I am also going to change the way that I do author interviews. In the past, I have done interviews in a Q&A format. But, I realized that I don't like to read Q&A interviews. I vastly prefer a more narrative approach.  I understand that this is going to take more time for me to compile these interviews, but I think that you'll find that you like reading them more.

Giveaways are changing too. The last two giveaways that I've done have utilized Rafflecopter. While rafflecopter isn't perfect, I'm really happy with how it's worked so far. I liked the IDEA of extra entries, but I hate adding them up or requiring you to leave more than one comment. So, for each giveaway you will have the option for extra entries. However, no one entry will be mandatory. It won't be mandatory for you to follow, or leave a comment, or tweet. But, you have to do one of those things. Which, really isn't much of a change from how it is now.

With these changes, I'm really hoping to make this blog more friendly to both me and you. If you have any questions or comments about these changes, feel free to leave them in the comment section. And, watch for the new review format to be debuted tomorrow!

Monday, October 3, 2011

October Monthly Commenter Contest

It's October! My favorite month of the year! (Mostly because it's my birthday month, beginning of Fall feelings, and Halloween and such). September's comment contest winner is:

I Write In Books

Congratulations! (And a double congratulations since she just had a baby boy)

This month I've got a very exciting new release to give away. And, it is signed!

The Unbecoming of Mara Dyer
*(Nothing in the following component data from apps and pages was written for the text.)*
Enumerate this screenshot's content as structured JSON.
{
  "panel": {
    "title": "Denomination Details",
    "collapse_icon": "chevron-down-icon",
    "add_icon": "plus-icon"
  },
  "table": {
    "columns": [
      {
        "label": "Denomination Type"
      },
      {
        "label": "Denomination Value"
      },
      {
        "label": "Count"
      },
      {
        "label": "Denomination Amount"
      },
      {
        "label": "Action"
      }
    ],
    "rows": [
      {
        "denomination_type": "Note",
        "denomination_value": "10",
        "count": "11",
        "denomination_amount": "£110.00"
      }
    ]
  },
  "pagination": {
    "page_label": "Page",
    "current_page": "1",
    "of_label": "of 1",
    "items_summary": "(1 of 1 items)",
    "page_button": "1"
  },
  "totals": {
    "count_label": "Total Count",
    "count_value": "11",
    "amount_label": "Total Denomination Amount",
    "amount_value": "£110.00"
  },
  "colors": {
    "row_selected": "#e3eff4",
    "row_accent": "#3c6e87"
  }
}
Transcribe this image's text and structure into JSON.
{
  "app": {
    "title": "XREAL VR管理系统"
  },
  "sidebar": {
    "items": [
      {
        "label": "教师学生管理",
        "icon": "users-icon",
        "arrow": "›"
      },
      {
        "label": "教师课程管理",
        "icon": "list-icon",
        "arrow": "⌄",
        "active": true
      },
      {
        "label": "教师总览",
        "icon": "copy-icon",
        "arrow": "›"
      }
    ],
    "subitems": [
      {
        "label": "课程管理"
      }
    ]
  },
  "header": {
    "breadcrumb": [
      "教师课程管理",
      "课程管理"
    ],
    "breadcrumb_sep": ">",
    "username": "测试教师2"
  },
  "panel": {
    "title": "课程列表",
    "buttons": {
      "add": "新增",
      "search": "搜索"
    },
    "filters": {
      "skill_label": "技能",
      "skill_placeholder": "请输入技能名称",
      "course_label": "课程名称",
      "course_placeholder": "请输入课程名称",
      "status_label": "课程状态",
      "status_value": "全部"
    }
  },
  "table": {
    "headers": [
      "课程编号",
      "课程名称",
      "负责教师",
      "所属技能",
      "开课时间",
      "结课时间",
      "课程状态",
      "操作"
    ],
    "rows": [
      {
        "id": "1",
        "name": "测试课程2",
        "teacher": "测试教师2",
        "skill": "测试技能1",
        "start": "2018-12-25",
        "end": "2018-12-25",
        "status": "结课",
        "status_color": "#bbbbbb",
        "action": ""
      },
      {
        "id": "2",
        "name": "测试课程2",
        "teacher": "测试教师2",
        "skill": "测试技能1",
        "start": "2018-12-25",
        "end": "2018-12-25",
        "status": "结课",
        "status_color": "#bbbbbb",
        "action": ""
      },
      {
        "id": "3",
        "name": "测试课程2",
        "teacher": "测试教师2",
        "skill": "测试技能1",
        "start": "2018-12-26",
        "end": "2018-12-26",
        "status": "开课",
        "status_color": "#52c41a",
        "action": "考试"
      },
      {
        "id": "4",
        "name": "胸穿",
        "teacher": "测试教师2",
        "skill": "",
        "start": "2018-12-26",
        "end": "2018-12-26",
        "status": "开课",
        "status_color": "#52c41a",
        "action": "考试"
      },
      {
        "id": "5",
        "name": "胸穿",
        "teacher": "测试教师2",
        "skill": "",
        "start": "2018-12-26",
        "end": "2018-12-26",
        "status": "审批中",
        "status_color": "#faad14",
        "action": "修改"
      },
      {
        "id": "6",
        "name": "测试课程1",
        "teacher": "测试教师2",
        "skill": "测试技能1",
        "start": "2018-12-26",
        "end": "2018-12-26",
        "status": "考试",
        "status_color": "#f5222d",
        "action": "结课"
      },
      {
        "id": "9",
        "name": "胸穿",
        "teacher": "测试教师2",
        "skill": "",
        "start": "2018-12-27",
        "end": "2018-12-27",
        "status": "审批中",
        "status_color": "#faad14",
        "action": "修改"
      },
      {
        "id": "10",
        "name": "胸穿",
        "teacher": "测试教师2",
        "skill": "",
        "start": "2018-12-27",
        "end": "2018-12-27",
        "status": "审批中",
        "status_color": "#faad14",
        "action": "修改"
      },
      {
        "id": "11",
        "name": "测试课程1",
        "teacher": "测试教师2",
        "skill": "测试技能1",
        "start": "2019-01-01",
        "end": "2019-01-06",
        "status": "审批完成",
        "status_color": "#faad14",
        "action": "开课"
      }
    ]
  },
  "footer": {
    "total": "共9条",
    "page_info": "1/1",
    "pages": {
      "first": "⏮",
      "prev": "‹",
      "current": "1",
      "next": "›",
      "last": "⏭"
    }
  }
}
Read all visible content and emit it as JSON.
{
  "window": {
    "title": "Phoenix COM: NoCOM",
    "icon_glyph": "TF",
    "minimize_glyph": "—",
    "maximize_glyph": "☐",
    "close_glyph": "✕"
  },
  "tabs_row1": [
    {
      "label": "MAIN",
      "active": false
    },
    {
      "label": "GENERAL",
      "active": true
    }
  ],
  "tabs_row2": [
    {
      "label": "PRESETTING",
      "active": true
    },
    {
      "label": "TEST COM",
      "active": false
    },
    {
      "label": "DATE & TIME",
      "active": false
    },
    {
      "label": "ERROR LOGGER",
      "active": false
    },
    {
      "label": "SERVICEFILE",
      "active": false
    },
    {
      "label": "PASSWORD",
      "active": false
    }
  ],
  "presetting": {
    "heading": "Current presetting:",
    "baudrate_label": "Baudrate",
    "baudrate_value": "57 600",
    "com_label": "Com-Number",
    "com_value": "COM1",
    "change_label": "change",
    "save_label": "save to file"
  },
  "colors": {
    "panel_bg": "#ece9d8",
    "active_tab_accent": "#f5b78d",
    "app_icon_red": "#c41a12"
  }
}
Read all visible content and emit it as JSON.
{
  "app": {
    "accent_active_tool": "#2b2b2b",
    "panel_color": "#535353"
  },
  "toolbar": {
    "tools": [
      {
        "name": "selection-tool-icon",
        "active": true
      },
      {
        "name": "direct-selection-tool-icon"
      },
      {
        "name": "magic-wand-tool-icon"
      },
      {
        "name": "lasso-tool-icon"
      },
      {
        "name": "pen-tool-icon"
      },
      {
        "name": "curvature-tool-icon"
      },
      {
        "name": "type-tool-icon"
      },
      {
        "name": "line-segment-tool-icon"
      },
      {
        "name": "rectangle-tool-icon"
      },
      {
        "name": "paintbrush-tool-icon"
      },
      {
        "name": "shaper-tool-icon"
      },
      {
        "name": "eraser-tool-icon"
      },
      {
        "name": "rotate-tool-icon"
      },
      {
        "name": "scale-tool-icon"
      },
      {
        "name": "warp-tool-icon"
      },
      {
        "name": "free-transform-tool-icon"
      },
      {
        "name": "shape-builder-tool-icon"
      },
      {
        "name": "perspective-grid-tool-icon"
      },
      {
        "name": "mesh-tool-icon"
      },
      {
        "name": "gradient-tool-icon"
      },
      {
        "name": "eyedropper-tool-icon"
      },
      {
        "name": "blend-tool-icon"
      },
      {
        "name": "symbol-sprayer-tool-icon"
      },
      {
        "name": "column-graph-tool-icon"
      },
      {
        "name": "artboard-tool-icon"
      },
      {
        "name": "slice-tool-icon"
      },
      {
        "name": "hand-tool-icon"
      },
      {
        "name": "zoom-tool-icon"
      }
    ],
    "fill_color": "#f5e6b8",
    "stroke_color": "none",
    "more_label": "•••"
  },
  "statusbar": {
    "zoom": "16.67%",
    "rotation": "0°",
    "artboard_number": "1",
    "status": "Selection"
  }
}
Michelle Hodkin is coming to the Provo Library on October 11, so I'm going to get a copy of the book signed for one lucky commenter this month.

So, as a reminder, here are the rules:

Each month I will pick a random commenter from one of the posts within the last month to win a featured book. Each thoughtful comment you leave on a post during the month will count as a contest entry. However, the following types of comments will NOT be eligible:

* Great post! I'll definitely add it to my TBR pile.
* Hey! I'm your newest follower, would you check out my blog and follow me back?
* Love your site (although I do appreciate the sentiments)
* Generic, one or two word comments.

You don't need to write an essay, just make it evident to me that you've at least read the post, mmkay?

Only comments on posts from the current month will be eligible. Sorry, you can't comment on every post from the last 2 years. Well, actually, you can, but it won't be a contest entry.

All of these contests are open internationally unless I specify otherwise. So, comment away!

Please make sure that when you comment, that I have an email address or something that lets me identify who you are. Anonymous comments will not be eligible, obviously. But, if you have a blogger account linked or your website, make sure your contact information is either in your blogger profile or on your blog. If I can't get a hold of you, I'll pick another comment.